Building out the team is something I’m excited to do. I have an opportunity to do that here and help enhance what the East Coast Wings + Grill team has already done and then elevate it from a marketing standpoint. [I also want] to be able to give franchisees more access. They didn’t get into this to do marketing. That’s why I got into it. Being able to give them more tools and resources is something that I’m also excited about. And then just growing awareness of the brand outside of the markets that it’s in already. I feel like I’ve said it a lot but shouting our story from the rooftops and getting it in front of people.

Do you know how many people you will be looking to hire?

I’m figuring it out right now. We have a team in place and [I’m looking at] what things can we do more of if we have other people or what pieces can I take off somebody else’s plate and put on somebody else’s depending on people’s strengths and weaknesses.

How do you build brand awareness?

There’s never one silver bullet. It’s getting organic content out there. We have a. lot going on and we [need to show] who we are and why we’re doing what we’re doing and how we’re doing. Then there’s the paid portion where we’re doing some targeting in areas that we want to be in. We need to make sure that our message is right for the right audience in the right place. The message [when talking to an existing franchisee of another brand] is going to be very different than talking to somebody that doesn’t have a restaurant background but wants to get into it. It’s putting that right message in the right place for the right people to see it.

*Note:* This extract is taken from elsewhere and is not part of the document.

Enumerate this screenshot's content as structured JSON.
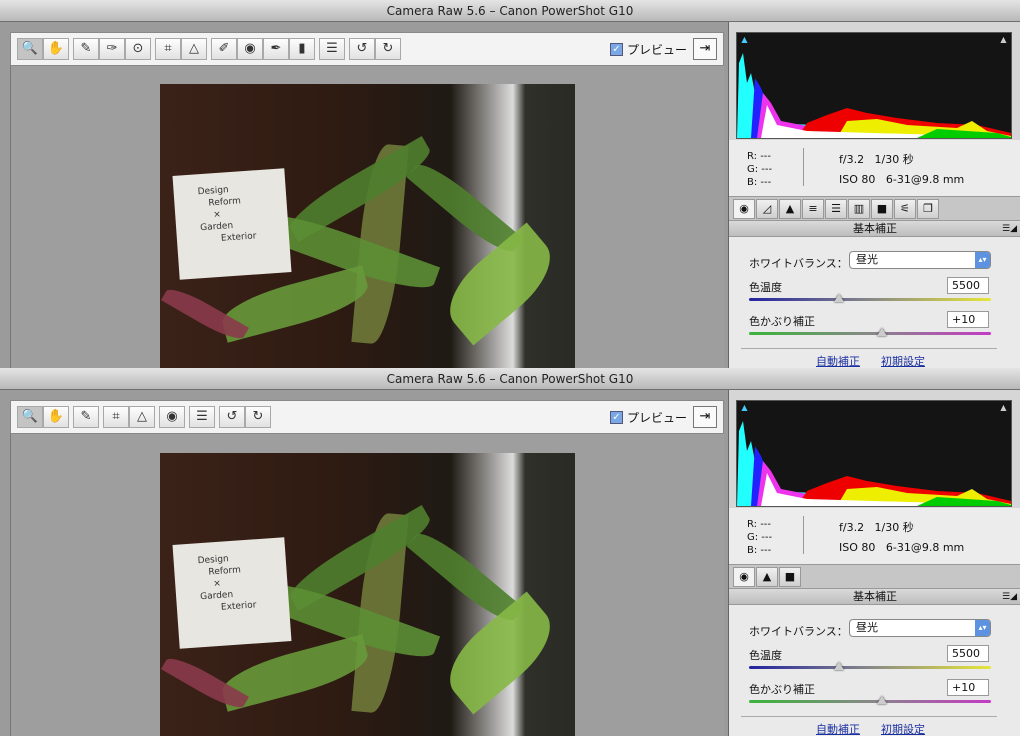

What makes East Coast Wings better than other wing chains, both for customers and perspective franchises?

First and foremost, it’s the experience. That’s what’s different when customers walk into an East Coast Wings + Grill. They’re going to come in and have great food and they’re going to have a great server. They’re going to have a great memory of being there. We have 50 wing flavors and different heat indexes. Others don’t do that. If you don’t like your wings hot, you can get a flavor that traditionally is a super-hot and get it without the heat. If you really want the heat, you can get the insanity level and go for it.

From a franchise owner perspective, it is our focus on the unit-level economics. It’s not just about growing our bottom line; it’s about growing [the franchisee’s]. We have a unit-level economics department. I don’t know that any other [restaurant franchise that has that]. Every single day, we get a report of every location, what their sales were the day before and what that looks like comparedto the year before. We can see things like where you’re doing great or if your food or labor cost was high or your accuracy on third-party orders. We dig into those details for the franchisees so that they can really run their business. We can tell them things that we’re seeing and then we can also look at trends across the board and see where we need to make some changes as a community or if a problem is specific to a location to help them fix that.